PROBLEM TO WORK ON. Filter the data for lines with the word "kind" and copy those lines.

══ RECORDS SHOWN ══

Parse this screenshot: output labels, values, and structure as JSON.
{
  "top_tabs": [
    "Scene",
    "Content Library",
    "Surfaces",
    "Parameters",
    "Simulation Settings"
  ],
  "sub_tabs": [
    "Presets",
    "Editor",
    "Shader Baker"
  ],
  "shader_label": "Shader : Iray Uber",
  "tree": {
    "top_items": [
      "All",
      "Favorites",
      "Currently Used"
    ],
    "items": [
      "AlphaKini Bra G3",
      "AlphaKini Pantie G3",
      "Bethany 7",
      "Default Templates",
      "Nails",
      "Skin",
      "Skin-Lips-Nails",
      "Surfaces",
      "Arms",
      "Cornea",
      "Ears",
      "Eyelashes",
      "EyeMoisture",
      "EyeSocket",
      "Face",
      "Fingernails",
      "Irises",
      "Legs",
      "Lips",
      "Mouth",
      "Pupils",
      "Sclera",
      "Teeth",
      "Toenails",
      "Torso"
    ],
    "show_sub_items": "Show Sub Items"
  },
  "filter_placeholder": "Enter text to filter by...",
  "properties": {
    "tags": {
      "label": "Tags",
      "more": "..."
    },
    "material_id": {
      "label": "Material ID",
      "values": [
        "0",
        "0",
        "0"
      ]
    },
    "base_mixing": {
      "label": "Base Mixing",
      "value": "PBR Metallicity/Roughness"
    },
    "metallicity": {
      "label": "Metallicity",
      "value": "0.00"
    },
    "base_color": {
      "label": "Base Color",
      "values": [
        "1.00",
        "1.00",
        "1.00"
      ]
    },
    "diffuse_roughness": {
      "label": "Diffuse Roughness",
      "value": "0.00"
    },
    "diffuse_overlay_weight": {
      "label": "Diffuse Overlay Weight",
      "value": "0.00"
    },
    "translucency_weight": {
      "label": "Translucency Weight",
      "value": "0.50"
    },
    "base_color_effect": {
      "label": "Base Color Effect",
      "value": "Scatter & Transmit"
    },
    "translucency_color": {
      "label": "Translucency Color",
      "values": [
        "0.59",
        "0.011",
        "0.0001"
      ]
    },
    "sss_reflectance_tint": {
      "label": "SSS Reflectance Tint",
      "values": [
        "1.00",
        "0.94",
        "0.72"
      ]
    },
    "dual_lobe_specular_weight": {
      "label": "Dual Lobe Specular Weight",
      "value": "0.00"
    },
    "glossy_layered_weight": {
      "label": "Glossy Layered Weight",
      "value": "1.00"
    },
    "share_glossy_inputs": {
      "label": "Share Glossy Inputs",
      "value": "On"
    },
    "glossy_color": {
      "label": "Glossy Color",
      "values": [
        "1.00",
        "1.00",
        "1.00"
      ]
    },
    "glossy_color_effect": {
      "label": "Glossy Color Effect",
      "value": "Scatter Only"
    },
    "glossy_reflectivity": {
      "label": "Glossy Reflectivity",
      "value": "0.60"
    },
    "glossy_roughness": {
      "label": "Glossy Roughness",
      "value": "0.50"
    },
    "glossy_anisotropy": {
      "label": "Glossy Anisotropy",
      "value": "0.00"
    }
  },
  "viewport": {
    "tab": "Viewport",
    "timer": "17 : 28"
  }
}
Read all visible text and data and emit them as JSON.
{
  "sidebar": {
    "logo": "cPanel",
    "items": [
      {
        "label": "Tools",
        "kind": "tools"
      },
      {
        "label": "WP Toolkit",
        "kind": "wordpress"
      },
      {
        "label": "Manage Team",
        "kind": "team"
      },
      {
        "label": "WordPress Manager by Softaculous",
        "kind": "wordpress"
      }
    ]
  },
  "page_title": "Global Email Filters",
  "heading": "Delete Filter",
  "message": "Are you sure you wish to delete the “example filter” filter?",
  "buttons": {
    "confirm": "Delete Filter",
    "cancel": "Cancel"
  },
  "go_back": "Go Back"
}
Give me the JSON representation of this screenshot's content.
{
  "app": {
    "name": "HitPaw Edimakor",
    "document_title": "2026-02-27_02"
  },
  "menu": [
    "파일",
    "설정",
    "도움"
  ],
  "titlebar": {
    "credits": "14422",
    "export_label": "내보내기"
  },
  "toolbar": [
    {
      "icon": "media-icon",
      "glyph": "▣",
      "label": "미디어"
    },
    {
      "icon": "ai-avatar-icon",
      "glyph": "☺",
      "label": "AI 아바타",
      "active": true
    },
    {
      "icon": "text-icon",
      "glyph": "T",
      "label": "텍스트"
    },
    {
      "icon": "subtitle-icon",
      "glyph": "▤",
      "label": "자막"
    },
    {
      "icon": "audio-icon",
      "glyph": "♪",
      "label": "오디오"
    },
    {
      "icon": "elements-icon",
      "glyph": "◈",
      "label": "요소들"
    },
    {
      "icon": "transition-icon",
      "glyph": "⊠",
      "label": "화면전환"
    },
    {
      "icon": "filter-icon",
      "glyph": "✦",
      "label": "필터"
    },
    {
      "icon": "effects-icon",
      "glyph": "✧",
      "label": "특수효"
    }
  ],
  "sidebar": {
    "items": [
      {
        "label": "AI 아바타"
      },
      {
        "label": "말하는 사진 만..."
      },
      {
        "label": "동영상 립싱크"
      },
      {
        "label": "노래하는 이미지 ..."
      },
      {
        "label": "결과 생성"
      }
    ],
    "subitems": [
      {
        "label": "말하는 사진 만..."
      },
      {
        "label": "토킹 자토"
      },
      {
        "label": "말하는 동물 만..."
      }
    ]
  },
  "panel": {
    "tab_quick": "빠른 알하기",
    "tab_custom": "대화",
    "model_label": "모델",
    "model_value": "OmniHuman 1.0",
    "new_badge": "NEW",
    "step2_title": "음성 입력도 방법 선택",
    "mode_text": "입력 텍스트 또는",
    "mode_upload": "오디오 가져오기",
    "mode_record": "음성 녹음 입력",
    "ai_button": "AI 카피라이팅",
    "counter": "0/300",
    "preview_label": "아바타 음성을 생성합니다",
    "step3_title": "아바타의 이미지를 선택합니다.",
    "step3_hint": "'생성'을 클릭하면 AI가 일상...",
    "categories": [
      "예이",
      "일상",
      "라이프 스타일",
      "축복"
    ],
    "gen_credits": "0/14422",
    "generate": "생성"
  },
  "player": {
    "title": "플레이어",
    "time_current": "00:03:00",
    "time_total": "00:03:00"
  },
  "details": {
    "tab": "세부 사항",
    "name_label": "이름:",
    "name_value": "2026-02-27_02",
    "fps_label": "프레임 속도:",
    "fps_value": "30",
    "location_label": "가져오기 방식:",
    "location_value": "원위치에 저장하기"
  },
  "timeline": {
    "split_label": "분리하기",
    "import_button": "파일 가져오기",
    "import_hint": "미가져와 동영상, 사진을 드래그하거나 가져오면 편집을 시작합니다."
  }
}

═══

RESULT OF THE TASK.
        "kind": "tools"
        "kind": "wordpress"
        "kind": "team"
        "kind": "wordpress"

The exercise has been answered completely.